Why use design thinking in international cooperation?
In an international cooperation context, the design thinking approach can be instrumental, considering that people affected by the problems addressed are often marginalised and may not have a voice in the decision-making process. By using design thinking, professionals and organisations in the sector can gain a deeper understanding of the needs and perspectives of the people they are working with and create solutions that can truly make a difference.
Design thinking can help create solutions that truly make a difference.
Moreover, design thinking is a collaborative approach that involves working with different stakeholders. It can be useful in international cooperation, where complex problems often require input from multiple parties, including local communities, governments, NGOs, and international organisations. By involving various stakeholders in the design process, professionals and organisations can create solutions more likely to be accepted and implemented by all parties involved.
Finally, the iterative nature of design thinking means that solutions are constantly tested and refined based on feedback, ensuring that they remain adaptable and responsive to changing circumstances. It also facilitates testing ideas in low-risk, low-cost environments before implementation. This approach ensures that international cooperation efforts stay at the forefront of innovation and can respond quickly to emerging needs.
Many other innovation methods are available and already used in in international cooperation, so design thinking can be viewed as one tool in a comprehensive toolbox.
How is design thinking currently used in the sector?
Today, the ICRC's design team works mainly on digital software and technology projects to support ICRC staff and partner organisations (for example, developing an offline mobile application for doctors working in remote areas). The team also runs similar workshops for ICRC staff to teach them how to generate fast, innovative and more inclusive ideas through human-centred approaches.
There is potential for more design in humanitarian aid and international development.
One thing is clear: there is potential for more design in humanitarian aid and international development. The ICRC team confirmed that there is an increasing demand for their work internally but also anticipates growth in the design departments of other organisations. Design professionals mostly staff these departments, but many courses are available for humanitarian workers who want to develop their own design skills. Finally, NGOs such as Humanitarian Designers aim to bridge the gap between the humanitarian sector and young designers.

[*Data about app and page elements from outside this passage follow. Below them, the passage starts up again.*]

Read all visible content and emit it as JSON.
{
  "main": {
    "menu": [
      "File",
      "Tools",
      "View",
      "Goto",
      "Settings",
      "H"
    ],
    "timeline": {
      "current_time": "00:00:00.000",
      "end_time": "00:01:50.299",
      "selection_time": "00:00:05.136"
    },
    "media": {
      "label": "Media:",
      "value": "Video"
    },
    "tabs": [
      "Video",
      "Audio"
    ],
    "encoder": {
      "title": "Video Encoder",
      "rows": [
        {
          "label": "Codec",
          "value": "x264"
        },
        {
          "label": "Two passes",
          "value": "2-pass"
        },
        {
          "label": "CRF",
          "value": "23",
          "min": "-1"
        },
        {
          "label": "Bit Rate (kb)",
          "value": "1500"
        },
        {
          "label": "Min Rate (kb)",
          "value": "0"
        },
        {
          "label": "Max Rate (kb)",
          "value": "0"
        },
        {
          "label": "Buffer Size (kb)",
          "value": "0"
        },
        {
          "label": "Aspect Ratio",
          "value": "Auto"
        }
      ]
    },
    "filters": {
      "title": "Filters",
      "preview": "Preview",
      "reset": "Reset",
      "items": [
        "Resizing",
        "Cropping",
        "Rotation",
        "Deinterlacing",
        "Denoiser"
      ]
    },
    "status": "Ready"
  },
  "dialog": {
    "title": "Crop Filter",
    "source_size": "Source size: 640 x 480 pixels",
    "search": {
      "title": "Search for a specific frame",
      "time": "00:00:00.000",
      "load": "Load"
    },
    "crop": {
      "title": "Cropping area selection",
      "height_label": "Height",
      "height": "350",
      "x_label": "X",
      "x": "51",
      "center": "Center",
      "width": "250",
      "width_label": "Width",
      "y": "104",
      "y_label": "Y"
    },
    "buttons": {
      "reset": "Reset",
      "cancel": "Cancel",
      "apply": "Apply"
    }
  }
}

What did the participants do during the workshop?
It takes many hours or even days to learn how to use design thinking and, moreover, to go through the whole process. During Forum cinfo, the three ICRC facilitators focused on giving exercises for the following steps: define, ideate and prototype. The aim was to provide a first insight into the types of activities where design thinking can be applied.
Participants were divided into groups and asked to complete a series of exercises focused on the Sustainable Development Goals (SDGs). Activities ranged from: “How might we”, “Crazy 8”, “Idea Napkin”, and “Art Museum”. This highly structured and intense workshop encouraged participants to step out of their comfort zones.

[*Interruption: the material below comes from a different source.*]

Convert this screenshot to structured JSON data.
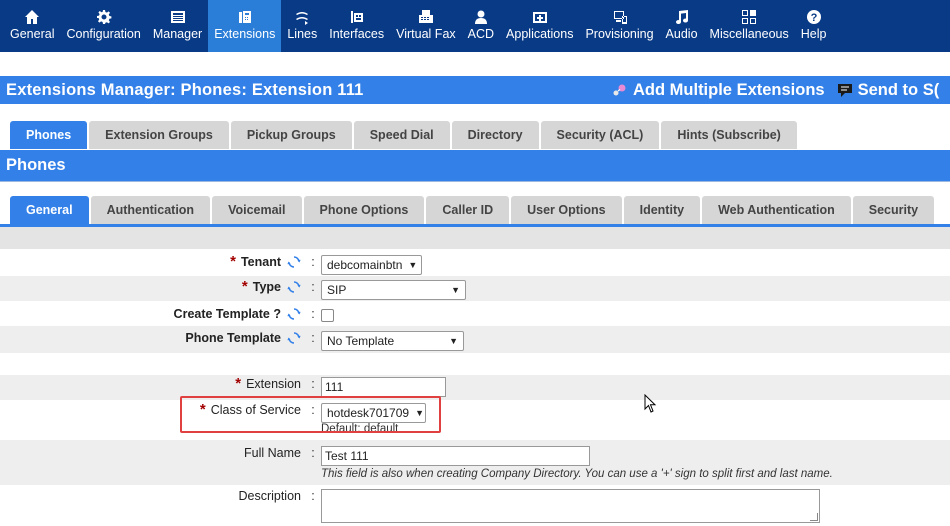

At the end of the workshop, the different groups presented their prototypes to address the SDGs they had chosen. Of course, the aim was not to change the world in 90 minutes or to find a solution to achieve the goals. But it allowed the participants to test different ways of reframing problems, brainstorming solutions and prototyping representations of these solutions.

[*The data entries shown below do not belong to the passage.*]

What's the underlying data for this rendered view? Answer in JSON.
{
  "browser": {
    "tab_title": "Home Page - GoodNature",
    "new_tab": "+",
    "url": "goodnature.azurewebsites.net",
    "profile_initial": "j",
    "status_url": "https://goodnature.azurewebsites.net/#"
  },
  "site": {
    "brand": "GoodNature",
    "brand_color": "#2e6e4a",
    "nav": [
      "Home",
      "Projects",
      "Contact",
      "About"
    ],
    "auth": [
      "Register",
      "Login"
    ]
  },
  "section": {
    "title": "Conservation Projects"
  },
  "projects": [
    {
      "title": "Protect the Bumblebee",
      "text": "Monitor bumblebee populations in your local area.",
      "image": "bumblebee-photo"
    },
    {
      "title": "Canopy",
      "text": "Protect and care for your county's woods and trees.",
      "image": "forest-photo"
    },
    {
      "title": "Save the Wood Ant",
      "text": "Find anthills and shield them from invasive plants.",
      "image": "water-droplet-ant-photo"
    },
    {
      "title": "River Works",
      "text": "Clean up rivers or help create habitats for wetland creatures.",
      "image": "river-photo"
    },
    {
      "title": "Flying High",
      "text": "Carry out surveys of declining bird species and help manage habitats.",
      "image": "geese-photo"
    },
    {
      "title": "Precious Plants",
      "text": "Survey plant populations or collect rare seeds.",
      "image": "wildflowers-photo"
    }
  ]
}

What are the takeaways?
The workshop gave participants an insight into how to approach problem-solving and how quickly we can generate ideas in a team. More generally, it demonstrated that design thinking is a method that is accessible to everyone across all sectors and that if you want to drive change in your environment, design thinking could be something for you.
If you want to drive change in your environment, design thinking could be for you.
Resources recommended by the ICRC team
- Our Favorite Courses on Human Centred Design and User Experience Design, Monica Ray Scott, ICRC
- The Design of Everyday Things by Don Norman
- Don't Make Me Think by Steve Krug
- Sprint: How to Solve Big Problems and Test New Ideas in Just Five Days by Jake Knapp